The story of ad hoc sandwiches does not seem to hold either. At the train station in Szeged, 15 minutes from the police station, the activists of the Migszol solidarity group provide refugees with water and coffee. “They no longer trust Hungarians about food, they have already received disguised pork meat too many times”, says Daniel Szatmary. This tall, strong young man is one of the 200 volunteers that every day welcome the people brought by the police. Since July 1st, they have a cabin manned almost 24/7. In English and Arabic, they provide information on the next train to the capital, the “real” prices that should be charged by taxi drivers (who ask up to 400 Euros for a two-hour drive) and, more generally, what awaits those who have just arrived on foot from Serbia.

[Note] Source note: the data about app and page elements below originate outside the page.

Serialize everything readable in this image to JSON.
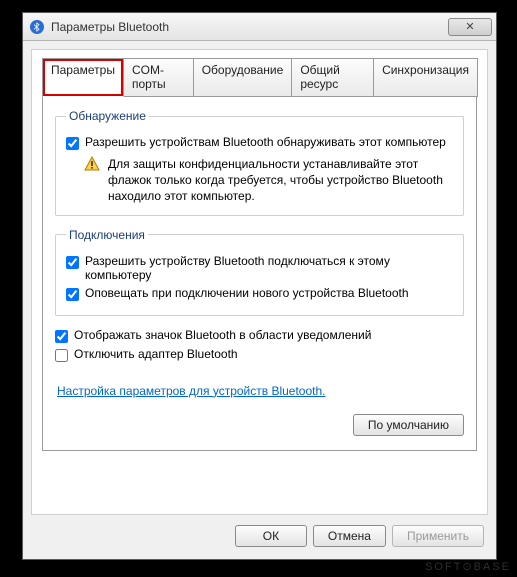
{
  "window": {
    "title": "Параметры Bluetooth",
    "close_glyph": "✕"
  },
  "tabs": [
    {
      "label": "Параметры",
      "active": true
    },
    {
      "label": "COM-порты"
    },
    {
      "label": "Оборудование"
    },
    {
      "label": "Общий ресурс"
    },
    {
      "label": "Синхронизация"
    }
  ],
  "groups": {
    "discovery": {
      "legend": "Обнаружение",
      "allow_discover": {
        "checked": true,
        "label": "Разрешить устройствам Bluetooth обнаруживать этот компьютер"
      },
      "warning": "Для защиты конфиденциальности устанавливайте этот флажок только когда требуется, чтобы устройство Bluetooth находило этот компьютер."
    },
    "connections": {
      "legend": "Подключения",
      "allow_connect": {
        "checked": true,
        "label": "Разрешить устройству Bluetooth подключаться к этому компьютеру"
      },
      "notify_new": {
        "checked": true,
        "label": "Оповещать при подключении нового устройства Bluetooth"
      }
    }
  },
  "options": {
    "tray_icon": {
      "checked": true,
      "label": "Отображать значок Bluetooth в области уведомлений"
    },
    "disable_adapter": {
      "checked": false,
      "label": "Отключить адаптер Bluetooth"
    }
  },
  "link": "Настройка параметров для устройств Bluetooth.",
  "buttons": {
    "defaults": "По умолчанию",
    "ok": "ОК",
    "cancel": "Отмена",
    "apply": "Применить"
  },
  "watermark": "SOFT⊙BASE"
}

At 20:45, the last direct train to Budapest is ready. Volunteers of Migszol are quick to give the final advices: “Do not use toilets when the train stops” and “do not smoke on the train”. Someone, euphoric, gets distracted, but activists insist: “Seriously, there is a 50-Euro fine.” People run on the stairs leading to the tracks and, before boarding, they indulge in taking a few group pictures. Then the station master whistles and someone looks out of the window. In the golden light of the street lamps, the faces stretched by fatigue relax into the first smiles. There is still a long way to go to reach Germany and Sweden, but tonight the kilometres seem downhill. In front of the train about to leave, the wind that ruffles us smells like a new life. The thrill and luxury of a return to normality.